What to do » Make an exact copy of every entry below, with the pictures left out.

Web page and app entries
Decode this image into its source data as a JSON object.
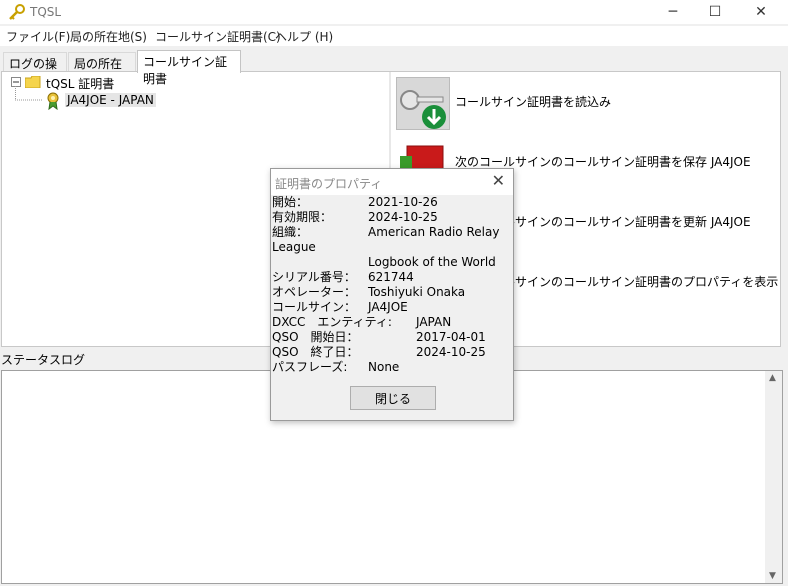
{
  "window": {
    "title": "TQSL"
  },
  "menu": [
    "ファイル(F)",
    "局の所在地(S)",
    "コールサイン証明書(C)",
    "ヘルプ (H)"
  ],
  "tabs": [
    "ログの操作",
    "局の所在地",
    "コールサイン証明書"
  ],
  "tree": {
    "root": "tQSL 証明書",
    "child": "JA4JOE - JAPAN"
  },
  "actions": [
    "コールサイン証明書を読込み",
    "次のコールサインのコールサイン証明書を保存 JA4JOE",
    "次のコールサインのコールサイン証明書を更新 JA4JOE",
    "次のコールサインのコールサイン証明書のプロパティを表示"
  ],
  "status_log_label": "ステータスログ",
  "dialog": {
    "title": "証明書のプロパティ",
    "close_button": "閉じる",
    "props": {
      "start_label": "開始：",
      "start_value": "2021-10-26",
      "expiry_label": "有効期限：",
      "expiry_value": "2024-10-25",
      "org_label": "組織：",
      "org_value": "American Radio Relay",
      "org_cont": "League",
      "org_value2": "Logbook of the World",
      "serial_label": "シリアル番号：",
      "serial_value": "621744",
      "operator_label": "オペレーター：",
      "operator_value": "Toshiyuki Onaka",
      "callsign_label": "コールサイン：",
      "callsign_value": "JA4JOE",
      "dxcc_label": "DXCC　エンティティ:",
      "dxcc_value": "JAPAN",
      "qso_start_label": "QSO　開始日：",
      "qso_start_value": "2017-04-01",
      "qso_end_label": "QSO　終了日：",
      "qso_end_value": "2024-10-25",
      "pass_label": "パスフレーズ:",
      "pass_value": "None"
    }
  }
}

Result »
Decode this image into its source data as a JSON object.
{
  "window": {
    "title": "TQSL"
  },
  "menu": [
    "ファイル(F)",
    "局の所在地(S)",
    "コールサイン証明書(C)",
    "ヘルプ (H)"
  ],
  "tabs": [
    "ログの操作",
    "局の所在地",
    "コールサイン証明書"
  ],
  "tree": {
    "root": "tQSL 証明書",
    "child": "JA4JOE - JAPAN"
  },
  "actions": [
    "コールサイン証明書を読込み",
    "次のコールサインのコールサイン証明書を保存 JA4JOE",
    "次のコールサインのコールサイン証明書を更新 JA4JOE",
    "次のコールサインのコールサイン証明書のプロパティを表示"
  ],
  "status_log_label": "ステータスログ",
  "dialog": {
    "title": "証明書のプロパティ",
    "close_button": "閉じる",
    "props": {
      "start_label": "開始：",
      "start_value": "2021-10-26",
      "expiry_label": "有効期限：",
      "expiry_value": "2024-10-25",
      "org_label": "組織：",
      "org_value": "American Radio Relay",
      "org_cont": "League",
      "org_value2": "Logbook of the World",
      "serial_label": "シリアル番号：",
      "serial_value": "621744",
      "operator_label": "オペレーター：",
      "operator_value": "Toshiyuki Onaka",
      "callsign_label": "コールサイン：",
      "callsign_value": "JA4JOE",
      "dxcc_label": "DXCC　エンティティ:",
      "dxcc_value": "JAPAN",
      "qso_start_label": "QSO　開始日：",
      "qso_start_value": "2017-04-01",
      "qso_end_label": "QSO　終了日：",
      "qso_end_value": "2024-10-25",
      "pass_label": "パスフレーズ:",
      "pass_value": "None"
    }
  }
}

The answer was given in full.